WASHINGTON TOWNSHIP, N.J. (AP) — On a day when turkey is the celebrated centerpiece of most feasts, many will be thinking with heavy hearts about Eileen — Washington Township's famous one-legged wild turkey, now missing for nearly six months.
Eileen was once a fixture at the corner where Washington Avenue meets Pascack Road, often seen limping around, pecking at nuts on the ground. In fact, the whereabouts of the fowl, who hobbled into the hearts of township residents, is pure speculation these days.
Did someone take her? It wouldn't be the first time.
Was she gobbled up? Doubtful, one expert said.
Perhaps she's found love and is squatting in the woods.
"She's not around," Ruth Carrino, a Washington Township resident who tended to Eileen, told The Record of Woodland Park (http://bit.ly/SgLL5o). "I saw her in June, maybe. I really feel bad. I know it sounds ridiculous, but I miss her."
Eileen was known as the township's unofficial mascot, and she sparked the community into action on more than one occasion.
Two school girls who felt bad for the disabled bird made turkey cookies last year, hoping to foot Eileen's impending veterinarian bills. But animal experts concluded the leg had been broken for years and healed improperly. The leg had calcified, making it impossible to repair, they said.
Then, Eileen went missing — the victim of a suspected birdnapping. Rewards in the hundreds of dollars were offered for any information that would lead to her safe return.
Days after her disappearance had fueled numerous news reports, representatives from the Raptor Trust, a bird rehabilitation center in Millington, contacted Washington Township police to report the bird had been turned over to their care by two good Samaritans.
Later, a plan to relocate Eileen to the Van Saun Park Zoo in Paramus was abandoned by the state Department of Environmental Protection.
Some folks have expressed fear the bird may have been gobbled up by a hungry fox or — gulp — township resident. Carrino doesn't buy that theory, even though New Jersey does allow licensed wild-turkey hunting.
"She survived for years out there with all those threats, so that seems implausible," Carrino said. "I have heard other people claim a woman took her. But I don't know what happened."
Other theories have Eileen keeping company with a gentleman turkey in some love nest, deeper into the thick of the woods near her former stomping grounds.
"When I last saw her, she was with a male turkey," Carrino explained. "They were hanging out together near the Jewish Community Center, and we maybe think she had chicks."
Carrino said she often wondered whether Eileen could produce offspring because of her disability.
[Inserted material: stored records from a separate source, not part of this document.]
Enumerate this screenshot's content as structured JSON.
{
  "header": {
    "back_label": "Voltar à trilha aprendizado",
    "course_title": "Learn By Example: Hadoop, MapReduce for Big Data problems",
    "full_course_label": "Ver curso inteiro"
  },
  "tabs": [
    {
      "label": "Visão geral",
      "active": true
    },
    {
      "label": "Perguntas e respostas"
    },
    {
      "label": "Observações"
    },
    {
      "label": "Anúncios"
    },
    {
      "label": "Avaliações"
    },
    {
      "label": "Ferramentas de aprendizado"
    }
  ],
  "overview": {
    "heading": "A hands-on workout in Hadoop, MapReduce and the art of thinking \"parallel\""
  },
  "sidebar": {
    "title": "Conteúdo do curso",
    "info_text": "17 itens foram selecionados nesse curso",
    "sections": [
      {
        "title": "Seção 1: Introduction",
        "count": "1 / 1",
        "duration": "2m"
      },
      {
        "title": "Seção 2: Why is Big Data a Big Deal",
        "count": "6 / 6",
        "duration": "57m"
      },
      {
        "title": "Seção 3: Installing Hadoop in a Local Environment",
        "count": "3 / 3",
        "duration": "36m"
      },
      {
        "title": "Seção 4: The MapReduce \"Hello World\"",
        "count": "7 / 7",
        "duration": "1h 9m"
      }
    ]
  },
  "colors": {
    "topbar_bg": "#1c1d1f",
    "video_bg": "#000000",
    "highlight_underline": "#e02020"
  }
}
"A guy I know in town who works with the Department of Public Works said he'd seen her with a chick two years ago," Carrino said. "But who knows?"
Eileen may be missing in action, but Carrino believes the bird — known for taking long sojourns — will be back. Some years ago, Eileen lived for a year on Carrino's land, and then, vanished.
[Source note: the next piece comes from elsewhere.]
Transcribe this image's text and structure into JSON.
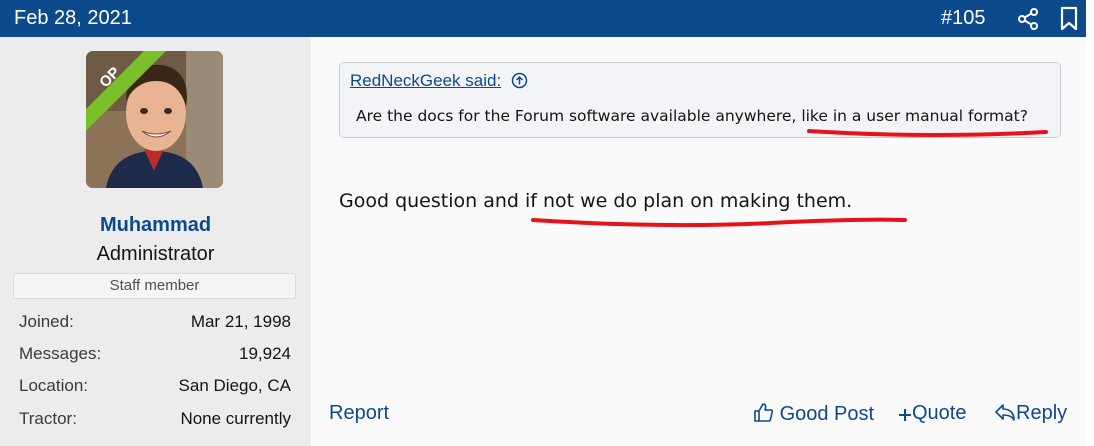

"She just left for two years before coming back," Carrino said, adding there have been Eileen sightings nearby in Paramus. "She still has her wildness about her. I just hope she's safe. I think about her every day, and I still look for her when I drive around town."